The Homemade Gun Targets of the American West
Alexa Hoyer takes dreamlike photographs of bullet-riddled found objects amid the sweeping landscapes of Nevada.
Drive about 30 miles outside of Las Vegas, just off Highway 15, and you will discover a desert landscape occupied by mysterious objects. There are severed mannequin parts, perforated movie star pin-ups, sun-scarred wedding albums, and strange assemblages of discarded consumer goods and debris. Decimated by firepower and bullet holes, these artifacts seem to lose their shape, volume, and surface. They dissolve into the environment like an organic property of the desert.
Over the past few years, Hoyer has been visiting unofficial shooting ranges in Nevada to research, document, and photograph homemade gun targets.

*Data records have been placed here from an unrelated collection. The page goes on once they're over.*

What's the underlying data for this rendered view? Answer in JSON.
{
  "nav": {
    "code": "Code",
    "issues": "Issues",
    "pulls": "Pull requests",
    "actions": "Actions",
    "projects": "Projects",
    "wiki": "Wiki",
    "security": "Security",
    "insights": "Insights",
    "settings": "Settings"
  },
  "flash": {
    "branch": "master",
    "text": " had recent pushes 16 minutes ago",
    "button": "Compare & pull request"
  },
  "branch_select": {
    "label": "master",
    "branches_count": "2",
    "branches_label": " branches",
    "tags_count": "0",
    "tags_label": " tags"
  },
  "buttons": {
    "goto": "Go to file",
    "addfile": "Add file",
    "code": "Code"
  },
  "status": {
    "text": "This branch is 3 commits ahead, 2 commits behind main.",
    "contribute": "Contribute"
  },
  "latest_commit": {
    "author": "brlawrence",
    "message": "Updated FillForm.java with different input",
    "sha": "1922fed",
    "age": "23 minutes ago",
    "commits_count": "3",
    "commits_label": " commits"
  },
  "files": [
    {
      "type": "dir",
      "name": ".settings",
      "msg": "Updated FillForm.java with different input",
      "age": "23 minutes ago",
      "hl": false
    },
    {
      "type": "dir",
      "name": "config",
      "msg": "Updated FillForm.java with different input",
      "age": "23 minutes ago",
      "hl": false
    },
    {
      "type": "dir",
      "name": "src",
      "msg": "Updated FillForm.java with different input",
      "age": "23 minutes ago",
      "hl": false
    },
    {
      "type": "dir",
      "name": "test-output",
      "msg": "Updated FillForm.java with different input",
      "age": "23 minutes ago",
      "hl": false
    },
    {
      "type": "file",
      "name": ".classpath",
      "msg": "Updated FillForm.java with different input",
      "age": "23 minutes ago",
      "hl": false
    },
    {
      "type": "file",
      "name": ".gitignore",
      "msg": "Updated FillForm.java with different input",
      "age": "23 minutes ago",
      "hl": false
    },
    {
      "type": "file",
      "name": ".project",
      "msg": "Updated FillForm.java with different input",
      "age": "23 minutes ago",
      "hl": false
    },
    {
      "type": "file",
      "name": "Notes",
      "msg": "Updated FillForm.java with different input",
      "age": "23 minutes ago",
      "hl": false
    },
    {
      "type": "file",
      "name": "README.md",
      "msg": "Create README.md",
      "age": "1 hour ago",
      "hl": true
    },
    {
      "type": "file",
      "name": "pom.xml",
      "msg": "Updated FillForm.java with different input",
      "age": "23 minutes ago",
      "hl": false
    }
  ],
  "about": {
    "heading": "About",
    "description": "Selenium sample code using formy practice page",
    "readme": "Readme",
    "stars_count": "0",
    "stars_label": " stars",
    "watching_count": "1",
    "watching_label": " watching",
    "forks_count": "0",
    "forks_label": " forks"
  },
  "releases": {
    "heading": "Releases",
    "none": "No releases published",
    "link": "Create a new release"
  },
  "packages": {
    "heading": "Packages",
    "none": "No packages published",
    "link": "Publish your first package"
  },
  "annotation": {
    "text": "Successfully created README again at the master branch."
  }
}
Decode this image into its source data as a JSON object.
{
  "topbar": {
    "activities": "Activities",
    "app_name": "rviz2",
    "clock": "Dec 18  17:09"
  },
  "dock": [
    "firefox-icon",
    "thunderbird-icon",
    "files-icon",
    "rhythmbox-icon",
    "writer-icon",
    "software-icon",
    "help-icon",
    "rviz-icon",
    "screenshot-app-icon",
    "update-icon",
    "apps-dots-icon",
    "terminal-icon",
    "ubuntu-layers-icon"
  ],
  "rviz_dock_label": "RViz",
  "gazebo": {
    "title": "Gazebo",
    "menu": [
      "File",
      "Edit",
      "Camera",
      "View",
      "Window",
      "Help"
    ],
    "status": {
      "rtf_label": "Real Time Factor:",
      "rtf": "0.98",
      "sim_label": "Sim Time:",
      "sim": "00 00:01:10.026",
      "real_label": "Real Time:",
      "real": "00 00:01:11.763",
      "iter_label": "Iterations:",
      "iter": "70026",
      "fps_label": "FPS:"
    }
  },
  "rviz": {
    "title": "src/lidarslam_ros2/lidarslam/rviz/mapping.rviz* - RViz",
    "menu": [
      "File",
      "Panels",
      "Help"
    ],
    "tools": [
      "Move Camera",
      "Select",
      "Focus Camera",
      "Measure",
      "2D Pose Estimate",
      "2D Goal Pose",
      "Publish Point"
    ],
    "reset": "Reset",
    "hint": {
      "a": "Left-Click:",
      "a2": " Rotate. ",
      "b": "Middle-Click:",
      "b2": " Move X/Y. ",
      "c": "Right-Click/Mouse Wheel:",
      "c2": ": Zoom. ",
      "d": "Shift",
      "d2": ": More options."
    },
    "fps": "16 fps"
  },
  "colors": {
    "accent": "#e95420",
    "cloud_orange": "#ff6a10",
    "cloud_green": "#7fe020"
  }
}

Diverse in material, form, and construction, these readymade sculptures punctuate the landscape with a story that is menacing and amusing.
By positioning the targets center-frame, Hoyer bisects the violence and decay with a steady, fixed horizon of desert sky. Viewers stare down the barrel of the lens, from the perspective of the shooter, to observe a hidden constellation of gun culture and the American imagination.